(2) BMJ management had actual knowledge that the conduct at issue concerned the sale of cigarette paper to the DPRK and that certain BMJ sales employees omitted the DPRK nexus from transactional documents; and
(3) BMJ significantly harmed U.S. foreign policy objectives when it caused U.S. persons to confer economic benefits to the DPRK and an OFAC-designated person.
OFAC determined the following to be mitigating factors:
(1) BMJ has not received a Penalty Notice or Finding of Violation from OFAC in the five years preceding the date of the earliest transaction giving rise to the Apparent Violations, and the transactions giving rise to the Apparent Violations represent a small percentage of BMJ’s overall business during the relevant time period;
(2) BMJ cooperated with OFAC’s investigation by providing detailed and well-organized submissions in response to requests for information, and agreed to provide ongoing cooperation as a term of settlement; and
(3) BMJ’s remedial response to the Apparent Violations consisting of representations that it has ceased all dealings with the DPRK and implemented a new sanctions compliance program that includes:
• A new head of the Compliance Department who reports directly to the company’s president, and statements from the Chief Executive Officer to company employees encouraging them to report compliance concerns;
• Procurement of sanctions screening services from a third-party provider;
• A formal written export control and sanctions policy that includes guidance for compliance with U.S. sanctions and identifies red flags to educate employees when to contact BMJ’s compliance division for further assessment;
• A know-your-customer process that provides for escalation and risk-based review, including consultation with external counsel or background checks, if heightened risks are identified; and
• A requirement that all trading companies or agents who purchase goods on behalf of other end-users sign an anti-diversion agreement that includes OFAC sanctions compliance commitments.
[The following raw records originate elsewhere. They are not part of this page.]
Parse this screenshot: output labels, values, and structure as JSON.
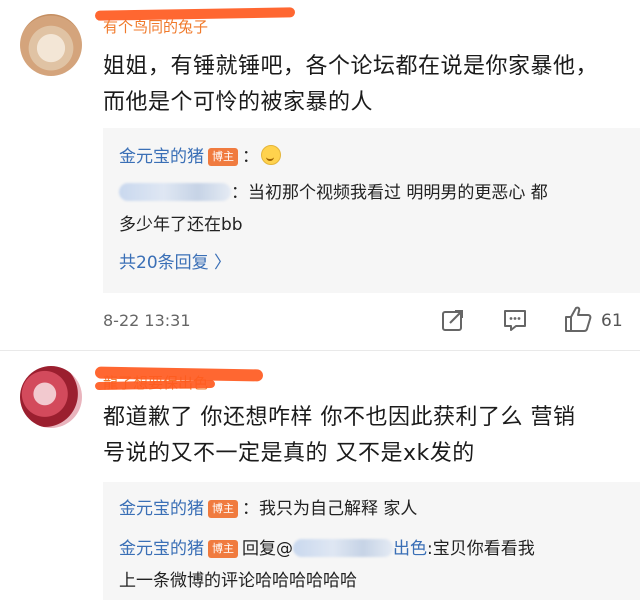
{
  "comments": [
    {
      "username": "有个鸟同的兔子",
      "body_lines": [
        "姐姐，有锤就锤吧，各个论坛都在说是你家暴他，",
        "而他是个可怜的被家暴的人"
      ],
      "replies": [
        {
          "name": "金元宝的猪",
          "badge": "博主",
          "sep": "：",
          "emoji": "crying-face"
        },
        {
          "line1": "：当初那个视频我看过 明明男的更恶心 都",
          "line2": "多少年了还在bb"
        }
      ],
      "more_link": "共20条回复 〉",
      "timestamp": "8-22 13:31",
      "like_count": "61"
    },
    {
      "username": "龍了想要保出色",
      "body_lines": [
        "都道歉了 你还想咋样 你不也因此获利了么 营销",
        "号说的又不一定是真的 又不是xk发的"
      ],
      "replies": [
        {
          "name": "金元宝的猪",
          "badge": "博主",
          "text": "：我只为自己解释 家人"
        },
        {
          "name": "金元宝的猪",
          "badge": "博主",
          "prefix": "回复@",
          "suffix": "出色",
          "text": ":宝贝你看看我",
          "line2": "上一条微博的评论哈哈哈哈哈哈"
        }
      ]
    }
  ]
}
BMJ’s obligation to pay OFAC the settlement amount shall be deemed satisfied by BMJ’s payment of a greater amount in satisfaction of penalties assessed by the U.S. Department of Justice arising from the same course of conduct.
Lessons to learn
As described in OFAC’s A Framework for Compliance Commitments (the “Framework”), many non-U.S. persons have engaged in violations of OFAC’s regulations by causing U.S. persons to engage in prohibited transactions. All persons, including non-U.S. persons, engaged in international trade and commerce should be aware of sanctions prohibitions applicable to non- U.S. persons who involve U.S. persons in such transactions.
These circumstances can arise when financial transactions that pertain to commercial activity with an OFAC-sanctioned country, region, or person are processed through or involve U.S. financial institutions. Involving a U.S. financial institution in such commercial activity— including the shipment of goods to or from a third-country to an OFAC-sanctioned country— may cause violations of OFAC regulations, such as the prohibited exportation or reexportation of services from the United States, or by U.S. persons, to a comprehensively sanctioned jurisdiction.
For companies engaged in trade with international partners, the absence of a risk-based sanctions compliance program may contribute to the likelihood of committing such a violation. This risk may be particularly acute when dealing with DPRK companies and individuals, or those who may be acting on their behalf, given the DPRK’s widespread efforts to evade U.S. and international sanctions.All in all, a pretty generic enforcement action … much like Essentra FZE, which provided another part for North Korean tobacco products (the filters). If you want to know more about that one, I list all -OFAC enforcements going back to at least 2017 on my Enforcement Actions page – Essentra is from July of last year.